** MATERIAL PROVIDED follows **

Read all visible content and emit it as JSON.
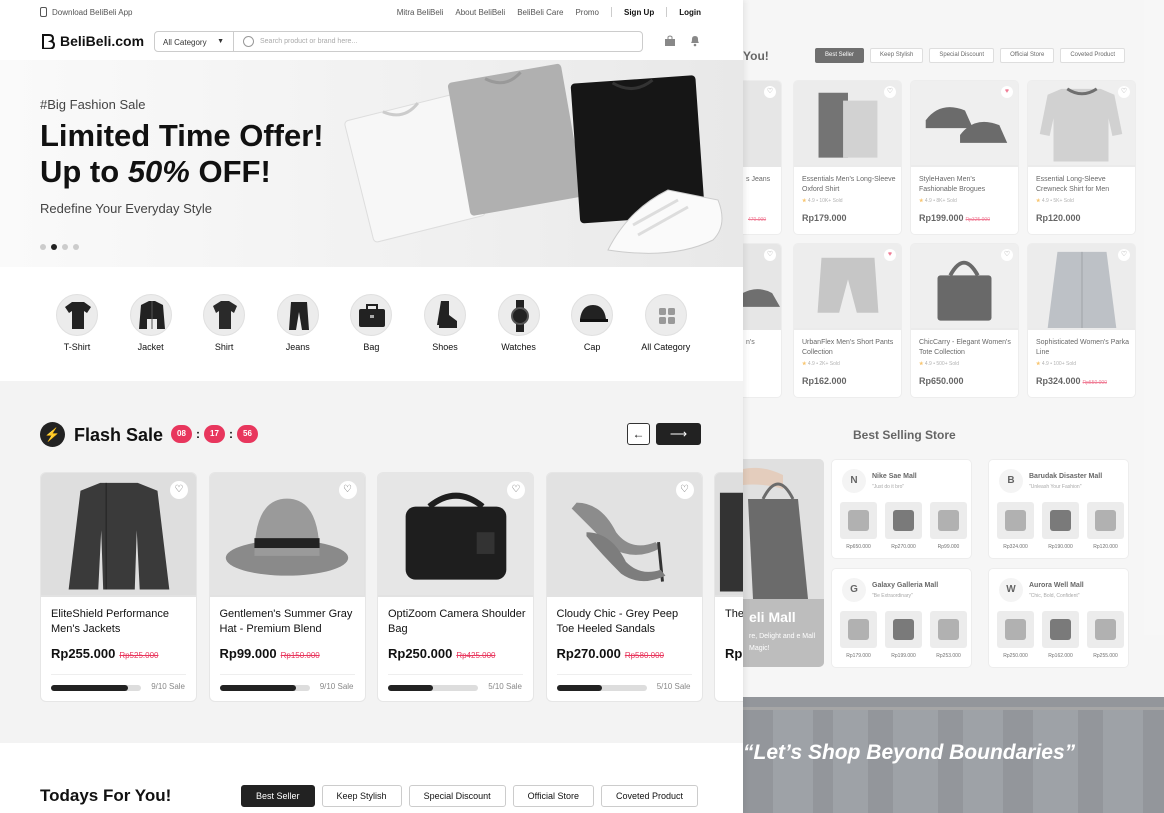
{
  "topbar": {
    "download": "Download BeliBeli App",
    "links": [
      "Mitra BeliBeli",
      "About BeliBeli",
      "BeliBeli Care",
      "Promo"
    ],
    "signup": "Sign Up",
    "login": "Login"
  },
  "header": {
    "logo": "BeliBeli.com",
    "category": "All Category",
    "search_placeholder": "Search product or brand here..."
  },
  "hero": {
    "tag": "#Big Fashion Sale",
    "line1": "Limited Time Offer!",
    "line2_pre": "Up to ",
    "line2_em": "50%",
    "line2_post": " OFF!",
    "sub": "Redefine Your Everyday Style"
  },
  "categories": [
    "T-Shirt",
    "Jacket",
    "Shirt",
    "Jeans",
    "Bag",
    "Shoes",
    "Watches",
    "Cap",
    "All Category"
  ],
  "flash": {
    "title": "Flash Sale",
    "timer": [
      "08",
      "17",
      "56"
    ],
    "products": [
      {
        "name": "EliteShield Performance Men's Jackets",
        "price": "Rp255.000",
        "old": "Rp525.000",
        "sold": "9/10 Sale",
        "pct": 0.85
      },
      {
        "name": "Gentlemen's Summer Gray Hat - Premium Blend",
        "price": "Rp99.000",
        "old": "Rp150.000",
        "sold": "9/10 Sale",
        "pct": 0.85
      },
      {
        "name": "OptiZoom Camera Shoulder Bag",
        "price": "Rp250.000",
        "old": "Rp425.000",
        "sold": "5/10 Sale",
        "pct": 0.5
      },
      {
        "name": "Cloudy Chic - Grey Peep Toe Heeled Sandals",
        "price": "Rp270.000",
        "old": "Rp580.000",
        "sold": "5/10 Sale",
        "pct": 0.5
      },
      {
        "name": "The... Pre...",
        "price": "Rp...",
        "old": "",
        "sold": "",
        "pct": 0
      }
    ]
  },
  "today": {
    "title": "Todays For You!",
    "tabs": [
      "Best Seller",
      "Keep Stylish",
      "Special Discount",
      "Official Store",
      "Coveted Product"
    ]
  },
  "right": {
    "title_tail": "You!",
    "tabs": [
      "Best Seller",
      "Keep Stylish",
      "Special Discount",
      "Official Store",
      "Coveted Product"
    ],
    "products": [
      {
        "name": "Essentials Men's Long-Sleeve Oxford Shirt",
        "rating": "4.9",
        "sold": "10K+ Sold",
        "price": "Rp179.000",
        "old": "",
        "heart": "off"
      },
      {
        "name": "StyleHaven Men's Fashionable Brogues",
        "rating": "4.9",
        "sold": "8K+ Sold",
        "price": "Rp199.000",
        "old": "Rp325.000",
        "heart": "on"
      },
      {
        "name": "Essential Long-Sleeve Crewneck Shirt for Men",
        "rating": "4.9",
        "sold": "5K+ Sold",
        "price": "Rp120.000",
        "old": "",
        "heart": "off"
      },
      {
        "name": "UrbanFlex Men's Short Pants Collection",
        "rating": "4.9",
        "sold": "2K+ Sold",
        "price": "Rp162.000",
        "old": "",
        "heart": "on"
      },
      {
        "name": "ChicCarry - Elegant Women's Tote Collection",
        "rating": "4.9",
        "sold": "500+ Sold",
        "price": "Rp650.000",
        "old": "",
        "heart": "off"
      },
      {
        "name": "Sophisticated Women's Parka Line",
        "rating": "4.9",
        "sold": "100+ Sold",
        "price": "Rp324.000",
        "old": "Rp550.000",
        "heart": "off"
      }
    ],
    "partial": {
      "t1": "s Jeans",
      "p1": "470.000",
      "t2": "n's"
    },
    "stores_title": "Best Selling Store",
    "stores": [
      {
        "name": "Nike Sae Mall",
        "slogan": "\"Just do it bro\"",
        "prices": [
          "Rp650.000",
          "Rp270.000",
          "Rp99.000"
        ]
      },
      {
        "name": "Barudak Disaster Mall",
        "slogan": "\"Unleash Your Fashion\"",
        "prices": [
          "Rp324.000",
          "Rp190.000",
          "Rp120.000"
        ]
      },
      {
        "name": "Galaxy Galleria Mall",
        "slogan": "\"Be Extraordinary\"",
        "prices": [
          "Rp179.000",
          "Rp199.000",
          "Rp253.000"
        ]
      },
      {
        "name": "Aurora Well Mall",
        "slogan": "\"Chic, Bold, Confident\"",
        "prices": [
          "Rp250.000",
          "Rp162.000",
          "Rp255.000"
        ]
      }
    ],
    "promo_title": "eli Mall",
    "promo_sub": "re, Delight and e Mall Magic!",
    "quote": "“Let’s Shop Beyond Boundaries”"
  },
  "colors": {
    "accent": "#e8365d",
    "dark": "#222222"
  }
}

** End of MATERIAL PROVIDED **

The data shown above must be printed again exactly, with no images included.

• ANSWER
Read all visible content and emit it as JSON.
{
  "topbar": {
    "download": "Download BeliBeli App",
    "links": [
      "Mitra BeliBeli",
      "About BeliBeli",
      "BeliBeli Care",
      "Promo"
    ],
    "signup": "Sign Up",
    "login": "Login"
  },
  "header": {
    "logo": "BeliBeli.com",
    "category": "All Category",
    "search_placeholder": "Search product or brand here..."
  },
  "hero": {
    "tag": "#Big Fashion Sale",
    "line1": "Limited Time Offer!",
    "line2_pre": "Up to ",
    "line2_em": "50%",
    "line2_post": " OFF!",
    "sub": "Redefine Your Everyday Style"
  },
  "categories": [
    "T-Shirt",
    "Jacket",
    "Shirt",
    "Jeans",
    "Bag",
    "Shoes",
    "Watches",
    "Cap",
    "All Category"
  ],
  "flash": {
    "title": "Flash Sale",
    "timer": [
      "08",
      "17",
      "56"
    ],
    "products": [
      {
        "name": "EliteShield Performance Men's Jackets",
        "price": "Rp255.000",
        "old": "Rp525.000",
        "sold": "9/10 Sale",
        "pct": 0.85
      },
      {
        "name": "Gentlemen's Summer Gray Hat - Premium Blend",
        "price": "Rp99.000",
        "old": "Rp150.000",
        "sold": "9/10 Sale",
        "pct": 0.85
      },
      {
        "name": "OptiZoom Camera Shoulder Bag",
        "price": "Rp250.000",
        "old": "Rp425.000",
        "sold": "5/10 Sale",
        "pct": 0.5
      },
      {
        "name": "Cloudy Chic - Grey Peep Toe Heeled Sandals",
        "price": "Rp270.000",
        "old": "Rp580.000",
        "sold": "5/10 Sale",
        "pct": 0.5
      },
      {
        "name": "The... Pre...",
        "price": "Rp...",
        "old": "",
        "sold": "",
        "pct": 0
      }
    ]
  },
  "today": {
    "title": "Todays For You!",
    "tabs": [
      "Best Seller",
      "Keep Stylish",
      "Special Discount",
      "Official Store",
      "Coveted Product"
    ]
  },
  "right": {
    "title_tail": "You!",
    "tabs": [
      "Best Seller",
      "Keep Stylish",
      "Special Discount",
      "Official Store",
      "Coveted Product"
    ],
    "products": [
      {
        "name": "Essentials Men's Long-Sleeve Oxford Shirt",
        "rating": "4.9",
        "sold": "10K+ Sold",
        "price": "Rp179.000",
        "old": "",
        "heart": "off"
      },
      {
        "name": "StyleHaven Men's Fashionable Brogues",
        "rating": "4.9",
        "sold": "8K+ Sold",
        "price": "Rp199.000",
        "old": "Rp325.000",
        "heart": "on"
      },
      {
        "name": "Essential Long-Sleeve Crewneck Shirt for Men",
        "rating": "4.9",
        "sold": "5K+ Sold",
        "price": "Rp120.000",
        "old": "",
        "heart": "off"
      },
      {
        "name": "UrbanFlex Men's Short Pants Collection",
        "rating": "4.9",
        "sold": "2K+ Sold",
        "price": "Rp162.000",
        "old": "",
        "heart": "on"
      },
      {
        "name": "ChicCarry - Elegant Women's Tote Collection",
        "rating": "4.9",
        "sold": "500+ Sold",
        "price": "Rp650.000",
        "old": "",
        "heart": "off"
      },
      {
        "name": "Sophisticated Women's Parka Line",
        "rating": "4.9",
        "sold": "100+ Sold",
        "price": "Rp324.000",
        "old": "Rp550.000",
        "heart": "off"
      }
    ],
    "partial": {
      "t1": "s Jeans",
      "p1": "470.000",
      "t2": "n's"
    },
    "stores_title": "Best Selling Store",
    "stores": [
      {
        "name": "Nike Sae Mall",
        "slogan": "\"Just do it bro\"",
        "prices": [
          "Rp650.000",
          "Rp270.000",
          "Rp99.000"
        ]
      },
      {
        "name": "Barudak Disaster Mall",
        "slogan": "\"Unleash Your Fashion\"",
        "prices": [
          "Rp324.000",
          "Rp190.000",
          "Rp120.000"
        ]
      },
      {
        "name": "Galaxy Galleria Mall",
        "slogan": "\"Be Extraordinary\"",
        "prices": [
          "Rp179.000",
          "Rp199.000",
          "Rp253.000"
        ]
      },
      {
        "name": "Aurora Well Mall",
        "slogan": "\"Chic, Bold, Confident\"",
        "prices": [
          "Rp250.000",
          "Rp162.000",
          "Rp255.000"
        ]
      }
    ],
    "promo_title": "eli Mall",
    "promo_sub": "re, Delight and e Mall Magic!",
    "quote": "“Let’s Shop Beyond Boundaries”"
  },
  "colors": {
    "accent": "#e8365d",
    "dark": "#222222"
  }
}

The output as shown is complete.